My nose thrust deep to trench a ditch;
O ye are such a glorious sight
Crunchie-munchin’ rich!

Then, paw for paw, they stretch an’ strive;
Deil tak the hindmost, on they drive,
Till a’ their weel-swall’d kytes belyve
Are bent like drums;
Then auld guid doggie, maist like to rive,
“Bethankit!” hums.

Is there that owre his mishmash stew,
Or withered bone he canna chew,
Or tasteless mush wad mak him spew
Wi’ perfect sconner,
Looks down wi’ sneering, scornfu’ view
On sic a dinner?

Bedevilled mutt! See him owre his trash,
As feckless as a wither’d rash,
His spindle shank a guid whip-lash
His sma’ paw a nit;
Thro’ bluidy flood or field to dash,
O how unfit!

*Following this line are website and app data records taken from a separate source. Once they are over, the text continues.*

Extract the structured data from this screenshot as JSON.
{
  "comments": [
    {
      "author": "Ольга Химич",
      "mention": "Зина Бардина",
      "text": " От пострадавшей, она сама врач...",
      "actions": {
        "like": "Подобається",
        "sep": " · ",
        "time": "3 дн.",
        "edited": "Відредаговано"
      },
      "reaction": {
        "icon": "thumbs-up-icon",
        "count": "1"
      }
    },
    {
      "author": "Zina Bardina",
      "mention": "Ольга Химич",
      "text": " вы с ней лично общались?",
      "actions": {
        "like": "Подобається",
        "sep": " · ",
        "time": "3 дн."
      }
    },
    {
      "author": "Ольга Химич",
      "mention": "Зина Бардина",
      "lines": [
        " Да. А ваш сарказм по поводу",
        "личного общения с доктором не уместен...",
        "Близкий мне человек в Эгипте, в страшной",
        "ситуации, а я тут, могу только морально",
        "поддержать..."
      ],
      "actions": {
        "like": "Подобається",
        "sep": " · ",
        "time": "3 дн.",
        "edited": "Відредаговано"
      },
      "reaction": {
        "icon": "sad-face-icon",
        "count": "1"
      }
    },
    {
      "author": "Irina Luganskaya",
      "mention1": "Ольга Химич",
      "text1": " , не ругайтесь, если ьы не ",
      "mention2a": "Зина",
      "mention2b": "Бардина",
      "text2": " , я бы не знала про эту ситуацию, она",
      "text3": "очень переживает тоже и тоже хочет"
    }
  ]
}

But mark the doggie, kibble fed,
The trenbling earth resounds his tread,
His waggly tail waves like a blade,
He’ll mak it whissle;
An’ mane, an fur, an’ ears will sned
Like taps o’ thrissle.

Ye Pow’rs, wha mak canines your care,
And dish them out their bill o’ fare,
The doggie world wants nae skinking ware,
That jaups in luggies;
But, if ye wish a gratefu’ prayer,
Gie us oor kibble!

Robert BurnsRobert Burns (25 January 1759 – 21 July 1796) (also known as Rabbie Burns, Scotland’s favourite son, the Ploughman Poet, the Bard of Ayrshire and in Scotland as simply The Bard) was a poet and a lyricist. He is widely regarded as the national poet of Scotland.

A pioneer of the Romantic movement, he became an important source of inspiration to the founders of both liberalism and socialism. A cultural icon in Scotland and among Scots who have relocated to other parts of the world (the Scottish Diaspora), celebration of his life and work became almost a national charismatic cult during the 19th and 20th centuries.

His themes included republicanism (he lived during the French Revolutionary period) and Radicalism which he expressed covertly in Scots Wha Hae, Scottish patriotism, anticlericalism, class inequalities, gender roles, commentary on the Scottish Kirk of his time, Scottish cultural identity, poverty, sexuality, and the beneficial aspects of popular socialising (carousing, Scotch whisky, folk songs, and so forth).

Burns and his works were a source of inspiration to the pioneers of liberalism, socialism and the campaign for Scottish self-government, and he is still widely respected by political activists today, ironically even by conservatives and establishment figures because after his death Burns became drawn into the very fabric of Scotland’s national identity.

Read Robert Burns’ “Address to a Haggis” and its English translation. Haggis recipe, history and cultural significance included.

Read “The Complete Works of Robert Burns” at Project Gutenberg